28 February 2021
Exploring Iceland gives you the double whammy of seeing this Nordic island’s quite literally jaw-dropping natural phenomena and knowing that the local communities you visit en route are thriving thanks to visitors from overseas. They will benefit no matter whether you sign up for a whale-watching excursion from a fishing village, take a Zodiac boat tour of a calving glacier, eat locally sourced produce in a restaurant or buy local knitwear and other crafts. If time is short, focus on the south with a seven-day tour. Otherwise, enjoy the full circle of Iceland; it can be done in anything from nine to 14 days. The classic Iceland road trip is the main Ring Road around the island, which allows you to explore the entire coast, dipping inland as and when you please. A self-drive tour of Iceland really gets you under the skin of this most compelling of destinations and the way of life of its welcoming people. This is just a flavour of some of the things you might do on your self-drive holiday.
Wildlife Encounters and Nature Experiences
The Golden Circle, the classic day-trip destination from Reykjavik, including the UNESCO World Heritage-listed Thingvellir National Park, Gullfoss waterfall and the Geysir and Strokkur hot springs – the latter erupting dramatically every 10 minutes. The otherworldly Jökulsárlón Glacier Lagoon in Vatnajökull National Park on the south coast, where icebergs calve from the main body of ice and float away to melt in the North Atlantic (due to a combination of thermal activity and global warming). Stroll around this spectacular and poignant sight spotting the seals or take a boat trip through the icebergs. The Blue Lagoon near Reykjavik, to wallow in the geothermal waters rich in silica, algae and active mineral ingredients. Hotels on-site include admission to the main lagoon plus an exclusive lagoon just for guests. The Hveragerdi Hot Spring River Trail, hiking inland to a geothermal river to bathe in its warm waters surrounded by raw Icelandic nature. The black sands at Reynisfjara, to quad-bike up to the famous abandoned DC-3 aeroplane in Sólheimasandur. Whale-watching from the northern fishing villa of Hauganes.

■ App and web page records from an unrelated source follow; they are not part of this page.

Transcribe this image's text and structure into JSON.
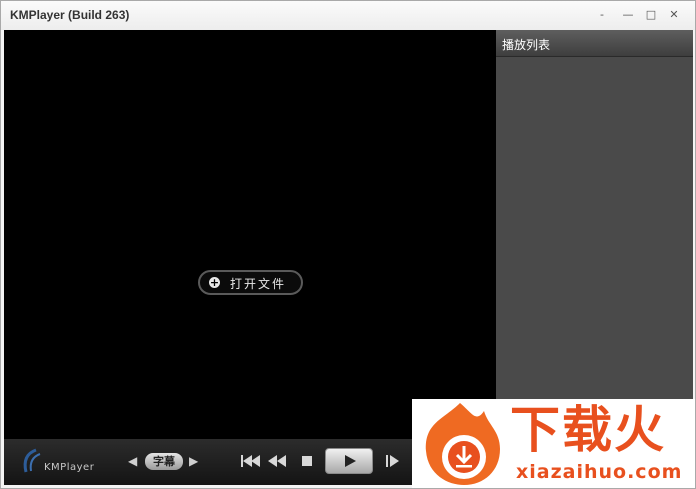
{
  "window": {
    "title": "KMPlayer (Build 263)",
    "minimize_glyph": "-",
    "hide_glyph": "—",
    "maximize_glyph": "□",
    "close_glyph": "✕"
  },
  "video": {
    "open_file_label": "打开文件",
    "open_file_icon": "plus-circle-icon"
  },
  "playlist": {
    "title": "播放列表"
  },
  "controls": {
    "logo_label": "KMPlayer",
    "subtitle_label": "字幕",
    "icons": [
      "prev-track-icon",
      "rewind-icon",
      "stop-icon",
      "play-icon",
      "next-frame-icon"
    ]
  },
  "watermark": {
    "title": "下载火",
    "url": "xiazaihuo.com"
  },
  "colors": {
    "video_bg": "#000000",
    "playlist_bg": "#4a4a4a",
    "watermark_accent": "#e8501e"
  }
}
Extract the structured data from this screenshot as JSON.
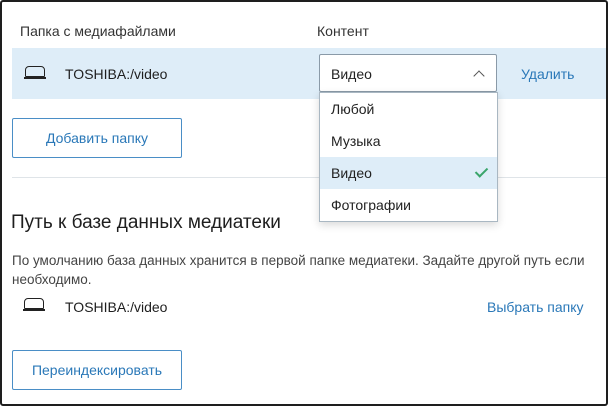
{
  "table": {
    "col_folder": "Папка с медиафайлами",
    "col_content": "Контент",
    "row": {
      "path": "TOSHIBA:/video",
      "content": "Видео",
      "remove_label": "Удалить"
    }
  },
  "dropdown": {
    "options": [
      "Любой",
      "Музыка",
      "Видео",
      "Фотографии"
    ],
    "selected": "Видео"
  },
  "add_folder_label": "Добавить папку",
  "db_section": {
    "title": "Путь к базе данных медиатеки",
    "description": "По умолчанию база данных хранится в первой папке медиатеки. Задайте другой путь если необходимо.",
    "path": "TOSHIBA:/video",
    "choose_label": "Выбрать папку"
  },
  "reindex_label": "Переиндексировать",
  "colors": {
    "accent": "#2a78b8",
    "row_highlight": "#deedf8",
    "check": "#3aa56b"
  },
  "icons": [
    "drive-icon",
    "chevron-up-icon",
    "checkmark-icon"
  ]
}
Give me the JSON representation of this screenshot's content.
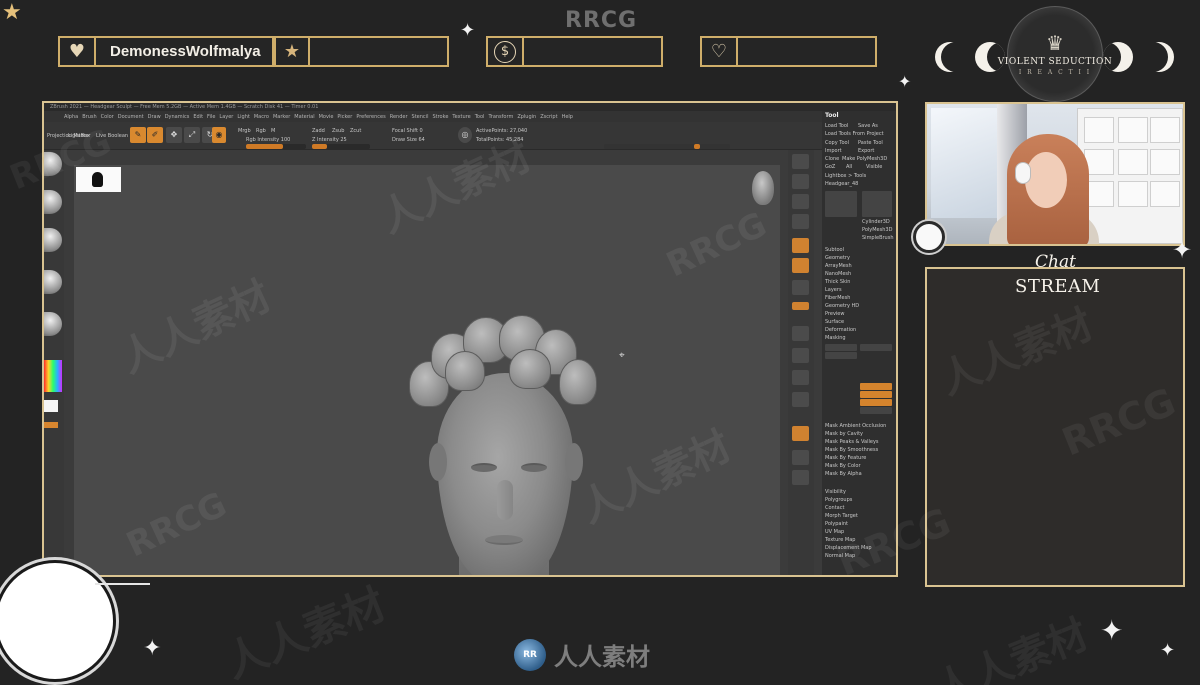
{
  "overlay": {
    "watermark_top": "RRCG",
    "info_boxes": [
      {
        "icon": "heart-icon",
        "glyph": "♥",
        "label": "DemonessWolfmalya"
      },
      {
        "icon": "star-icon",
        "glyph": "★",
        "label": ""
      },
      {
        "icon": "dollar-icon",
        "glyph": "$",
        "label": ""
      },
      {
        "icon": "hand-heart-icon",
        "glyph": "♡",
        "label": ""
      }
    ],
    "logo": {
      "name": "VIOLENT SEDUCTION",
      "sub": "I R E A C T I I",
      "crown": "♛"
    },
    "chat_script": "Chat",
    "chat_title": "STREAM",
    "bottom_logo_badge": "RR",
    "bottom_logo_text": "人人素材",
    "watermarks": [
      "RRCG",
      "人人素材"
    ],
    "accent_color": "#cfae6a"
  },
  "app": {
    "titlebar": "ZBrush 2021 — Headgear Sculpt — Free Mem 5.2GB — Active Mem 1.4GB — Scratch Disk 41 — Timer 0.01",
    "menu": [
      "Alpha",
      "Brush",
      "Color",
      "Document",
      "Draw",
      "Dynamics",
      "Edit",
      "File",
      "Layer",
      "Light",
      "Macro",
      "Marker",
      "Material",
      "Movie",
      "Picker",
      "Preferences",
      "Render",
      "Stencil",
      "Stroke",
      "Texture",
      "Tool",
      "Transform",
      "Zplugin",
      "Zscript",
      "Help"
    ],
    "toolbar": {
      "projection": "Projection Master",
      "lightbox": "LightBox",
      "live_boolean": "Live Boolean",
      "mrgb": "Mrgb",
      "rgb": "Rgb",
      "m": "M",
      "zadd": "Zadd",
      "zsub": "Zsub",
      "zcut": "Zcut",
      "focal_shift": "Focal Shift 0",
      "draw_size": "Draw Size 64",
      "rgb_intensity": "Rgb Intensity 100",
      "z_intensity": "Z Intensity 25",
      "active_points": "ActivePoints: 27,040",
      "total_points": "TotalPoints: 45,284",
      "rgb_intensity_level": 0.62,
      "z_intensity_level": 0.25
    },
    "tool_panel": {
      "title": "Tool",
      "rows": [
        "Load Tool",
        "Save As",
        "Load Tools From Project",
        "Copy Tool",
        "Paste Tool",
        "Import",
        "Export",
        "Clone",
        "Make PolyMesh3D",
        "GoZ",
        "All",
        "Visible",
        "Lightbox > Tools",
        "Headgear_48",
        "Cylinder3D",
        "PolyMesh3D",
        "SimpleBrush",
        "Subtool",
        "Geometry",
        "ArrayMesh",
        "NanoMesh",
        "Thick Skin",
        "Layers",
        "FiberMesh",
        "Geometry HD",
        "Preview",
        "Surface",
        "Deformation",
        "Masking",
        "Mask All",
        "Clear",
        "Inverse",
        "Mask Ambient Occlusion",
        "Mask by Cavity",
        "Mask Peaks & Valleys",
        "Mask By Smoothness",
        "Mask By Feature",
        "Mask By Color",
        "Mask By Alpha",
        "Visibility",
        "Polygroups",
        "Contact",
        "Morph Target",
        "Polypaint",
        "UV Map",
        "Texture Map",
        "Displacement Map",
        "Normal Map"
      ]
    }
  }
}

Meeting the Locals
Horse-riding from a local farm. Iceland has its own hardy, long-lived breed of pony-sized horses well suited to kids. A few days in Reykjavik with its lively restaurant and bar scene and its brilliant museums. Whale-watching trips run from this, the world’s most northernmost capital, and the Northern Lights can be seen if you’re here at the right time of year – and are willing to stay up late enough! A stay in Siglufjörður, a charming fishing village with its own herring museum, where locals can take you out sea-kayaking and fat-biking.
Colourful events including Reykjavík Pride, Culture Night, the Iceland Airwaves Music Festival and the Secret Solstice Music Festival.

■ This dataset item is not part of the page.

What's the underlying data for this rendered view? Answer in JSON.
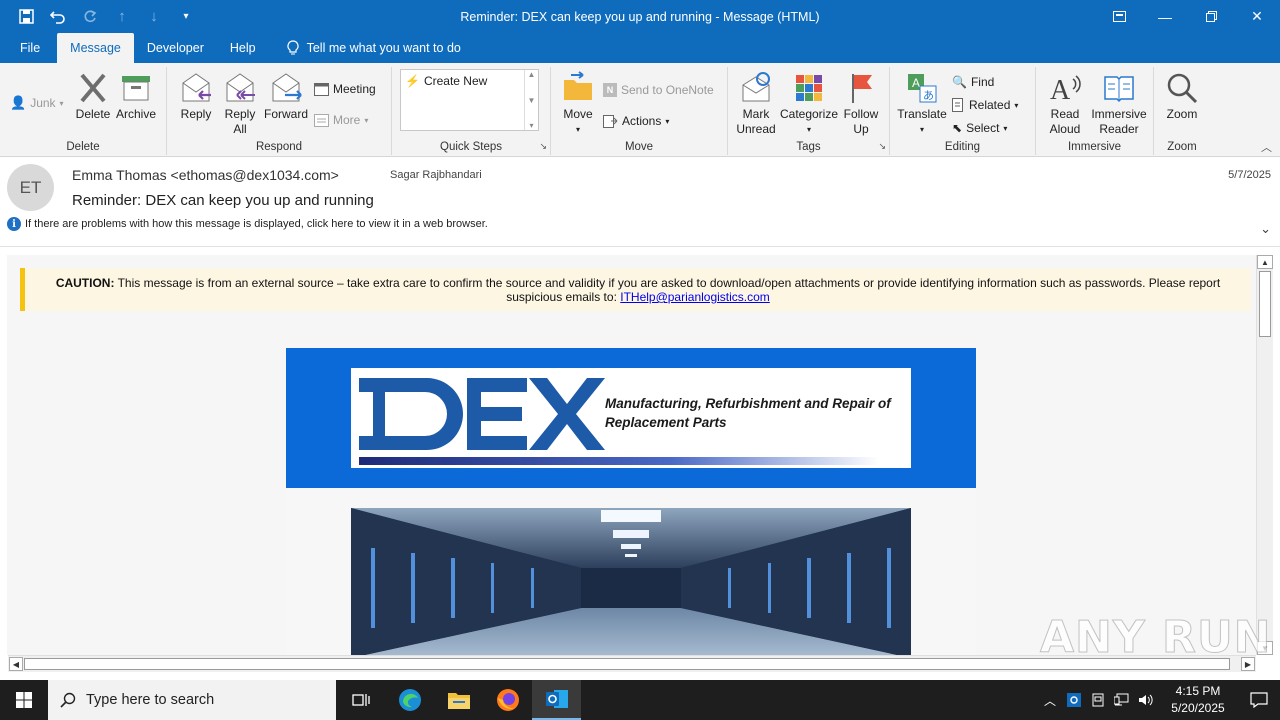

Local Foodie Delights
Lobster bisque at Reykjavik’s harbourside fisherman’s shack Saegreifinn (Sea Baron), using produce landed right nearby. Hot dogs from the iconic Reykjavik stall Bæjarins Beztu Pylsur. Modern Icelandic dishes such as lamb with lava-salt butter and fish and chips with a Skyr dipping sauce from top Reykjavik restaurants such as Íslenski Barinn and Matur og Drykkur.
Good to Know
The best time to experience the Ring Road tour is summer, when the weather is milder and the 24-hour sun gives you better driving visibility and overall conditions. On the other hand, the peak season to see the Northern Lights is any time between October and March. I can tailor the best trip whichever you choose.
Get in touch with me today for more information or to arrange your future travels